The records sit below. Return every line in them that holds the word "this".

(DATASET EXTRACT begins)

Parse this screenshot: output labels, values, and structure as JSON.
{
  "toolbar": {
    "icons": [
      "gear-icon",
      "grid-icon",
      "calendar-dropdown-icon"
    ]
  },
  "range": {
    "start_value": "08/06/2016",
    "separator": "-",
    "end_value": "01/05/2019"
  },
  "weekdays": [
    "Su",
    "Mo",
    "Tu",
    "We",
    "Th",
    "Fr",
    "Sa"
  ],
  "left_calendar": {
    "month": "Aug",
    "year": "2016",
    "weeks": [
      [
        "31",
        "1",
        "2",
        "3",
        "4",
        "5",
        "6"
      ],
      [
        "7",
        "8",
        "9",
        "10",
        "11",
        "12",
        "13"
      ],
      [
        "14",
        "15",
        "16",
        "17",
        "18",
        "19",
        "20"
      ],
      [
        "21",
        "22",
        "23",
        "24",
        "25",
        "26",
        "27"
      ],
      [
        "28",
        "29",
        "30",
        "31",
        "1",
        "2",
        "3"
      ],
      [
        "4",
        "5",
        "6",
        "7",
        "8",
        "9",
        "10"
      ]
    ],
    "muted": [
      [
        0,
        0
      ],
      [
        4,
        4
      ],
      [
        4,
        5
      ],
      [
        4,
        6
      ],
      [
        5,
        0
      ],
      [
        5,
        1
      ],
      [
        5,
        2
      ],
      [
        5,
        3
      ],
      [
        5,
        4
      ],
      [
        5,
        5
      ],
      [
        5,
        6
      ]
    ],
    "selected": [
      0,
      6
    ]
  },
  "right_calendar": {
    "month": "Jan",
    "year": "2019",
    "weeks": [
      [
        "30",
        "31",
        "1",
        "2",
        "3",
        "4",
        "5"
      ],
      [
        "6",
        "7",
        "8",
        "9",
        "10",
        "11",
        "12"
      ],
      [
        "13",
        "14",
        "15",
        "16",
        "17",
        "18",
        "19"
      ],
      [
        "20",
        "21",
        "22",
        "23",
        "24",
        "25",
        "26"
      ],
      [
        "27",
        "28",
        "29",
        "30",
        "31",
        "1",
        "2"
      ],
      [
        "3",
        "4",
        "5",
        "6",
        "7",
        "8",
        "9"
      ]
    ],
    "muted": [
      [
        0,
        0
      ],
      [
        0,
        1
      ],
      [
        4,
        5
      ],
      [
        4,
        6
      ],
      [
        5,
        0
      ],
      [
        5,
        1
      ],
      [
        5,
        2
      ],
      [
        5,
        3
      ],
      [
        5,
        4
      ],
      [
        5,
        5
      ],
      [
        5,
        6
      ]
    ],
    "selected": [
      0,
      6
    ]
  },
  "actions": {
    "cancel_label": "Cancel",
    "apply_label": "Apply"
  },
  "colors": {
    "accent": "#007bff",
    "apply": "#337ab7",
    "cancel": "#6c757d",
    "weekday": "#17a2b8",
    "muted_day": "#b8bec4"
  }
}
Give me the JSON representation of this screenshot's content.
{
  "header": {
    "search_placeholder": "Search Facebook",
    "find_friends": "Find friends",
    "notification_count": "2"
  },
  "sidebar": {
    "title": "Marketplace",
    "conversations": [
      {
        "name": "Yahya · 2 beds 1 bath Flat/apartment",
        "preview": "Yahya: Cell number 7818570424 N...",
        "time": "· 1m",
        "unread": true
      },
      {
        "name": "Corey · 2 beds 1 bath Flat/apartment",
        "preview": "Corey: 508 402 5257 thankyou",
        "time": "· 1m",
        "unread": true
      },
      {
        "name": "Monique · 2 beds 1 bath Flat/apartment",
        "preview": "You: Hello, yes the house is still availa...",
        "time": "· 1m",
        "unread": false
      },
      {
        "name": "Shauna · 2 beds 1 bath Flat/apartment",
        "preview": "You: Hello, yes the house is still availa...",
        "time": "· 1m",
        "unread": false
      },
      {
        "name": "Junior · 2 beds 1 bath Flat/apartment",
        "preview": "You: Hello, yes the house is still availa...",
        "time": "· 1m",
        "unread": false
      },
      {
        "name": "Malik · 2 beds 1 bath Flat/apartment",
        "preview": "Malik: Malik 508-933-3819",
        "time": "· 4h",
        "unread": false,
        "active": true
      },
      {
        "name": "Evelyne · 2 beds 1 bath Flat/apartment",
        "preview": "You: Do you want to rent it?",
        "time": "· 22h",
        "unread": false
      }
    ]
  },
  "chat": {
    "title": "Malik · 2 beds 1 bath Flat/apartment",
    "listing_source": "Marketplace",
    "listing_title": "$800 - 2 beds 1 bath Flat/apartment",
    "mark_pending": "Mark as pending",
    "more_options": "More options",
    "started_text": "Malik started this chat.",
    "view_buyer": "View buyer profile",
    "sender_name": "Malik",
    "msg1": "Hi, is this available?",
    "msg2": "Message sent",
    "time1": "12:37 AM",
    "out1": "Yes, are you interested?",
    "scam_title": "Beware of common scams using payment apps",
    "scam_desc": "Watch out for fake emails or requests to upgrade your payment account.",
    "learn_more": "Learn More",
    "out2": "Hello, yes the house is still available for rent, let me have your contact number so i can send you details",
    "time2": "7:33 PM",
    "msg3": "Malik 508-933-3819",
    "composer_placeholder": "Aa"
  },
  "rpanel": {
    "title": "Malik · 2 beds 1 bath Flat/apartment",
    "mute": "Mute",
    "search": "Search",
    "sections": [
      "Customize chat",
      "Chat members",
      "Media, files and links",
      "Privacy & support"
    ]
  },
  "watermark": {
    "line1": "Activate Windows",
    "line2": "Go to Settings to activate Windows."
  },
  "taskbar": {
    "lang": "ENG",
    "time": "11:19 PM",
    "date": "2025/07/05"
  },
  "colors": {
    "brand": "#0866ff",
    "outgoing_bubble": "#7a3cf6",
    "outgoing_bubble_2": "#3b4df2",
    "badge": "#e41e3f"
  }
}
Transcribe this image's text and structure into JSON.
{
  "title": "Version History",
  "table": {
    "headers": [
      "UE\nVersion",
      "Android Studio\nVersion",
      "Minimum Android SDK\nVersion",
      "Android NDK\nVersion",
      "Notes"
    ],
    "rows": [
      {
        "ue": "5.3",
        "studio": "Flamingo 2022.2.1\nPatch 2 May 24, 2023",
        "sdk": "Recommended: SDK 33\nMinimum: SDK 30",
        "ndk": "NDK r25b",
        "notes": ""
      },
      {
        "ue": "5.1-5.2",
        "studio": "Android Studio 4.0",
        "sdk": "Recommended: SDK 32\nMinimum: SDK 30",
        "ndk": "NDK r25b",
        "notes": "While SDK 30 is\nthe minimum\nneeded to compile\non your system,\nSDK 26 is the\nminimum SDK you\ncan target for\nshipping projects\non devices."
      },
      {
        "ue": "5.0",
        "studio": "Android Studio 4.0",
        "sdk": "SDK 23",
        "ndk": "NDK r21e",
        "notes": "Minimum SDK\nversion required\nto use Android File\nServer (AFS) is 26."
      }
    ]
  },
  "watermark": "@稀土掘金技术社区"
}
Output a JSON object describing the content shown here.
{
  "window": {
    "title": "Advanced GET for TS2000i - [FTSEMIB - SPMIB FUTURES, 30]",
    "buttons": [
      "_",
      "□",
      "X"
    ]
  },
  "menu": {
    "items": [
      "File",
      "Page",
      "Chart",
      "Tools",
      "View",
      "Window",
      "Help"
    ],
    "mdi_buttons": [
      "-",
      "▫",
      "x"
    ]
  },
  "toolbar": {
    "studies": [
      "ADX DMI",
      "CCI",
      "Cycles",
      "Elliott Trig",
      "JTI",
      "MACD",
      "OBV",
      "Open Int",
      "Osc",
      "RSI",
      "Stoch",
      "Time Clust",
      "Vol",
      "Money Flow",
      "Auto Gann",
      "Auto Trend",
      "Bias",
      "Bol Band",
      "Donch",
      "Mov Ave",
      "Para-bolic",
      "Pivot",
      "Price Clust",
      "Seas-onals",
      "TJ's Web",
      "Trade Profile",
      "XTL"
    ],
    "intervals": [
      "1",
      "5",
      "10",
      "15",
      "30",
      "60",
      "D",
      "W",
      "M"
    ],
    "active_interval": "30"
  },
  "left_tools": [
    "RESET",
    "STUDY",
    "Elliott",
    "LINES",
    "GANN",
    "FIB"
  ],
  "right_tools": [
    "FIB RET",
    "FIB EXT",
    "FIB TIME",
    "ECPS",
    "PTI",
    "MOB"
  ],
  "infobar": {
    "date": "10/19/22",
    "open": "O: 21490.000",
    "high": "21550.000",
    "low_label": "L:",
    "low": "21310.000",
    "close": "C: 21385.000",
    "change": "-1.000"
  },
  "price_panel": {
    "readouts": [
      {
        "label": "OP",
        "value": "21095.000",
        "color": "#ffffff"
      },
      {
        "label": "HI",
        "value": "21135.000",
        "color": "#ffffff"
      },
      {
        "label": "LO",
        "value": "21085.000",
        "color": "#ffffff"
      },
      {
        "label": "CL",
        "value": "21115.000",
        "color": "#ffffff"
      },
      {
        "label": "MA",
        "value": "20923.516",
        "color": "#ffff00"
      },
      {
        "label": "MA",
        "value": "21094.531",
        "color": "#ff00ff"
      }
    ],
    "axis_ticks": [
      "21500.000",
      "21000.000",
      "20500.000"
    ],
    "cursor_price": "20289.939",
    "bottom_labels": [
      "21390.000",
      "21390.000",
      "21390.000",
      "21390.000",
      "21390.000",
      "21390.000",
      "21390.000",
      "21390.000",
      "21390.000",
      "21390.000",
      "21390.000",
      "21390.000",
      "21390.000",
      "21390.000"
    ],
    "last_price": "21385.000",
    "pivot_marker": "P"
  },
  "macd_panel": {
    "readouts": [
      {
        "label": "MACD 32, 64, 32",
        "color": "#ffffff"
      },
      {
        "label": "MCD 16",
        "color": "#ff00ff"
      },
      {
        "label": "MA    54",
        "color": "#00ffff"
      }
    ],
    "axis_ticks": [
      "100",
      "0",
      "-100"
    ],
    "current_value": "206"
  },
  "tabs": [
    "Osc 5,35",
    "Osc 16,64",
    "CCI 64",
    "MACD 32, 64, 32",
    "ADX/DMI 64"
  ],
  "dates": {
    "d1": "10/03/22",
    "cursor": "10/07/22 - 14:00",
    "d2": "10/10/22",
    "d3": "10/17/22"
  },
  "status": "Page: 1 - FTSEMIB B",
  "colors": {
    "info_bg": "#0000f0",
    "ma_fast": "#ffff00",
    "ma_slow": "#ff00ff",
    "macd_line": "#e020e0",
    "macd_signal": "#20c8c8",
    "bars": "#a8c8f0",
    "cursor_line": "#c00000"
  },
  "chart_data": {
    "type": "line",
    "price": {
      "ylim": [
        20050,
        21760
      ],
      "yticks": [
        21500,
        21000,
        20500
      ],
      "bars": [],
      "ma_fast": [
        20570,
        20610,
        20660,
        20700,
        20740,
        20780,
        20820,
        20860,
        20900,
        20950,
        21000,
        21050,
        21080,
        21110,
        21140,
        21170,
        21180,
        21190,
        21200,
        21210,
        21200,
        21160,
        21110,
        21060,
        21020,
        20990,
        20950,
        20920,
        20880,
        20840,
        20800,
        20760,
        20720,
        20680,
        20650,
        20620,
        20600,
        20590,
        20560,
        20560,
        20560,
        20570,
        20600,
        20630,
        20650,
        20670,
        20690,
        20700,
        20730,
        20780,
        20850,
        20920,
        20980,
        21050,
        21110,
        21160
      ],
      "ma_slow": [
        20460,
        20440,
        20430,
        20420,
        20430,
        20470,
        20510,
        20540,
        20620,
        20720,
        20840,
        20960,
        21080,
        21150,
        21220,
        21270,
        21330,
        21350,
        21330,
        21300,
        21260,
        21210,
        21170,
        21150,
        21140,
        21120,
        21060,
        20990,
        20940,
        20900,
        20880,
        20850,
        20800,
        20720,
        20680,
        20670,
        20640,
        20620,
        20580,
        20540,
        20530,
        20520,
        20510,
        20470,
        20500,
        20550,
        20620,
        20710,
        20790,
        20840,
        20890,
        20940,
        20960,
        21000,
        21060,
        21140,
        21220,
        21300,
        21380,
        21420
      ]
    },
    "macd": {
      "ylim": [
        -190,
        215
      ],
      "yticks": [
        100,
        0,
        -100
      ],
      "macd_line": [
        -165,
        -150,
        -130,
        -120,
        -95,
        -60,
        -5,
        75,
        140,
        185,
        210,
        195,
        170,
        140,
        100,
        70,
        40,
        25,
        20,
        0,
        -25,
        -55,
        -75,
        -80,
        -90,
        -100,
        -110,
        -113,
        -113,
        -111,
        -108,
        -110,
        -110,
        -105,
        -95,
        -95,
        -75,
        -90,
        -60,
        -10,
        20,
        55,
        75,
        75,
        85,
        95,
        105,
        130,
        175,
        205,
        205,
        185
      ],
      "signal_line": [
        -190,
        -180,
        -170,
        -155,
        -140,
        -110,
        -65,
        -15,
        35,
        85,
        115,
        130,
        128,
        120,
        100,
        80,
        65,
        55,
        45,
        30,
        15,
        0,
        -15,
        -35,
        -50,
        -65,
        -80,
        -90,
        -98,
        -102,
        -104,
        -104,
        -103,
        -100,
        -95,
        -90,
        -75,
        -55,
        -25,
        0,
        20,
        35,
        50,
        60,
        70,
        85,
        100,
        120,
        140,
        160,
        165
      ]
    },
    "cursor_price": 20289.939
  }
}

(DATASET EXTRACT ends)

> [TASK RESULT]
Parse this screenshot: output labels, values, and structure as JSON.
Give me the JSON representation of this screenshot's content.
    "started_text": "Malik started this chat.",
    "msg1": "Hi, is this available?",
Transcribe this image's text and structure into JSON.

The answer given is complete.